> Problem details
Copy out the entries exactly. Print them in full.
___
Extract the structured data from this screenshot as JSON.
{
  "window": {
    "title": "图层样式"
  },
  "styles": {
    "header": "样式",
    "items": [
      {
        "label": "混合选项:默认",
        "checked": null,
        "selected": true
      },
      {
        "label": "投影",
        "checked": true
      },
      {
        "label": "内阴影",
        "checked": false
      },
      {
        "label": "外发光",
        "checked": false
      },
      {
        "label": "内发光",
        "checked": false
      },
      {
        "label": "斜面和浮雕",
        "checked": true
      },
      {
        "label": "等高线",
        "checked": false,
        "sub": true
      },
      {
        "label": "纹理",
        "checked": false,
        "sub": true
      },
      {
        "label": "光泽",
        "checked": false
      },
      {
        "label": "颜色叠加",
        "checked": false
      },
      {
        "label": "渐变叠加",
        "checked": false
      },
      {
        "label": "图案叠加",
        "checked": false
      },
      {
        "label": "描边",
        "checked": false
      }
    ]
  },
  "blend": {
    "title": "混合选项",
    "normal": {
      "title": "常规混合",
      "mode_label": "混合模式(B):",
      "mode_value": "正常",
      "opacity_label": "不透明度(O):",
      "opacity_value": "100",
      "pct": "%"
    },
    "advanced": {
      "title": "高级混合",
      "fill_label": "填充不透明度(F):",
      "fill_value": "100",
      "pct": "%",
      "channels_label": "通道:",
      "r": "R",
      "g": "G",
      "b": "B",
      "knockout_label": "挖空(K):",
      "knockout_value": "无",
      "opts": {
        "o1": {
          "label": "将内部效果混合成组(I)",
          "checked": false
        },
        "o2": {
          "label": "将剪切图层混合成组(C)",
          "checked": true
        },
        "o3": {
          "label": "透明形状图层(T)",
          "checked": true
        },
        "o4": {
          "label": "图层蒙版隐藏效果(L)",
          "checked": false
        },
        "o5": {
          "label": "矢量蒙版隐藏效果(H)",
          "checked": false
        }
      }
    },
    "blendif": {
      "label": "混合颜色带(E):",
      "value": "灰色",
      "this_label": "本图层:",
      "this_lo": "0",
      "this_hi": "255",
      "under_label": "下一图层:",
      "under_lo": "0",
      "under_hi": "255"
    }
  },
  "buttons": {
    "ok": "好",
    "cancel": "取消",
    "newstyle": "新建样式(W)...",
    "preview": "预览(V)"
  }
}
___
> Answer to this task
Extract the structured data from this screenshot as JSON.
{
  "window": {
    "title": "图层样式"
  },
  "styles": {
    "header": "样式",
    "items": [
      {
        "label": "混合选项:默认",
        "checked": null,
        "selected": true
      },
      {
        "label": "投影",
        "checked": true
      },
      {
        "label": "内阴影",
        "checked": false
      },
      {
        "label": "外发光",
        "checked": false
      },
      {
        "label": "内发光",
        "checked": false
      },
      {
        "label": "斜面和浮雕",
        "checked": true
      },
      {
        "label": "等高线",
        "checked": false,
        "sub": true
      },
      {
        "label": "纹理",
        "checked": false,
        "sub": true
      },
      {
        "label": "光泽",
        "checked": false
      },
      {
        "label": "颜色叠加",
        "checked": false
      },
      {
        "label": "渐变叠加",
        "checked": false
      },
      {
        "label": "图案叠加",
        "checked": false
      },
      {
        "label": "描边",
        "checked": false
      }
    ]
  },
  "blend": {
    "title": "混合选项",
    "normal": {
      "title": "常规混合",
      "mode_label": "混合模式(B):",
      "mode_value": "正常",
      "opacity_label": "不透明度(O):",
      "opacity_value": "100",
      "pct": "%"
    },
    "advanced": {
      "title": "高级混合",
      "fill_label": "填充不透明度(F):",
      "fill_value": "100",
      "pct": "%",
      "channels_label": "通道:",
      "r": "R",
      "g": "G",
      "b": "B",
      "knockout_label": "挖空(K):",
      "knockout_value": "无",
      "opts": {
        "o1": {
          "label": "将内部效果混合成组(I)",
          "checked": false
        },
        "o2": {
          "label": "将剪切图层混合成组(C)",
          "checked": true
        },
        "o3": {
          "label": "透明形状图层(T)",
          "checked": true
        },
        "o4": {
          "label": "图层蒙版隐藏效果(L)",
          "checked": false
        },
        "o5": {
          "label": "矢量蒙版隐藏效果(H)",
          "checked": false
        }
      }
    },
    "blendif": {
      "label": "混合颜色带(E):",
      "value": "灰色",
      "this_label": "本图层:",
      "this_lo": "0",
      "this_hi": "255",
      "under_label": "下一图层:",
      "under_lo": "0",
      "under_hi": "255"
    }
  },
  "buttons": {
    "ok": "好",
    "cancel": "取消",
    "newstyle": "新建样式(W)...",
    "preview": "预览(V)"
  }
}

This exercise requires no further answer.